Prerequisites

  • Unix based (Linux/MacOS) operating system to run the initial version.

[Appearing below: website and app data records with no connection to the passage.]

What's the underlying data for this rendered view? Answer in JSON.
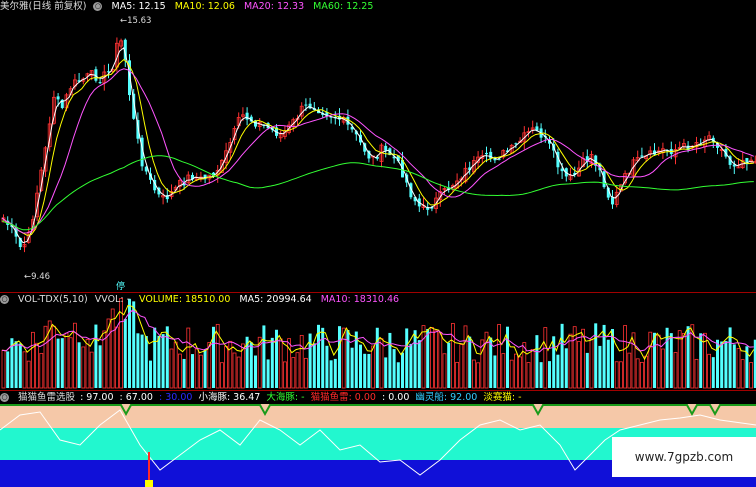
{
  "price_panel": {
    "title": "美尔雅(日线 前复权)",
    "ma_items": [
      {
        "label": "MA5: 12.15",
        "color": "#ffffff"
      },
      {
        "label": "MA10: 12.06",
        "color": "#ffff00"
      },
      {
        "label": "MA20: 12.33",
        "color": "#ff55ff"
      },
      {
        "label": "MA60: 12.25",
        "color": "#33ff33"
      }
    ],
    "high_label": "15.63",
    "low_label": "9.46"
  },
  "volume_panel": {
    "label_name": "VOL-TDX(5,10)",
    "label_vvol": "VVOL: -",
    "label_volume": "VOLUME: 18510.00",
    "label_ma5": "MA5: 20994.64",
    "label_ma10": "MA10: 18310.46",
    "marker": "停"
  },
  "indicator_panel": {
    "name": "猫猫鱼雷选股",
    "values": [
      {
        "label": ": 97.00",
        "color": "#ffffff"
      },
      {
        "label": ": 67.00",
        "color": "#ffffff"
      },
      {
        "label": ": 30.00",
        "color": "#2b2bff"
      },
      {
        "label": "小海豚: 36.47",
        "color": "#ffffff"
      },
      {
        "label": "大海豚: -",
        "color": "#33ff33"
      },
      {
        "label": "猫猫鱼雷: 0.00",
        "color": "#ff2a2a"
      },
      {
        "label": ": 0.00",
        "color": "#ffffff"
      },
      {
        "label": "幽灵船: 92.00",
        "color": "#33ccff"
      },
      {
        "label": "淡赛猫: -",
        "color": "#ffff00"
      }
    ]
  },
  "watermark": "www.7gpzb.com",
  "colors": {
    "up": "#ff3333",
    "down": "#54ffff",
    "ma5": "#ffffff",
    "ma10": "#ffff00",
    "ma20": "#ff55ff",
    "ma60": "#33ff33",
    "band_top": "#f5c8a8",
    "band_mid": "#22f7cf",
    "band_bot": "#1010d8"
  }
}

Other operating systems will be supported in future versions.
  • GCC compiler (it is possible to use clang or ld. However, the current recommended option is gcc)

Supported language constructs

  • main function (arguments are ignored)
  • int and boolean types
  • if condition
  • while loop
  • Function calls and return values
  • Partial support for println for int values

How to run

  • Build a Ballerina program with the native option ballerina build --native -o myballerinamain myballerinamain.bal

  • Run the created executable ./myballerinamain

Command line flags

The following additional options are valid when the --native option is provided: --dump-bir prints the Ballerina intermediate representation --dump-llvm-ir prints the LLVM intermediate representation assembly code

Standard Library

  • Support for HTTP 1.1 pipelining
  • Enhanced support for compression/decompression
  • Change of status code and reason to be optional parameters for the close action of the WebSocket endpoint
  • Support to directly configure SSL certificates and keys without keystores
  • Support to define enum type in gRPC request/response messages

Build & Package Management

Mandating Build on Ballerina Push and Install

By default, the sources are built before pushing the package to Ballerina Central and before installing the package in the home repository.

The --no-build flag could be used to skip building before pushing or installing.

ballerina push <package-name> --no-build
ballerina install <package-name> --no-build

Introduction of the Uninstall Command

Packages that are installed in the home repository can now be uninstalled or removed using the uninstall command.

ballerina uninstall <org-name>/<package-name>:<version>

IDE Plugins

  • Diagram editing support in VSCode
  • Language Server integration support in IDEA plugin: this results in providing all language intellisense support through the Language Server
  • Variable definition auto generation code action
  • Attached function’s implementation snippet
  • Object constructor auto generation code action

Extensions

Kubernetes

  • Support is now introduced for Helm Chart generation

Performance Results

From Ballerina 0.982.0 onward, a performance test result summary would also be made available with each release.

Bug Fixes

Please refer the GitHub milestone to view bug fixes.

Getting Started

You can download the Ballerina distributions, try samples, and read the documentation at https://ballerina.io. You can also visit the [Quick Tour] (https://ballerina.io/learn/quick-tour/) to get started. We encourage you to report issues, improvements, and suggestions at the Ballerina Github Repository.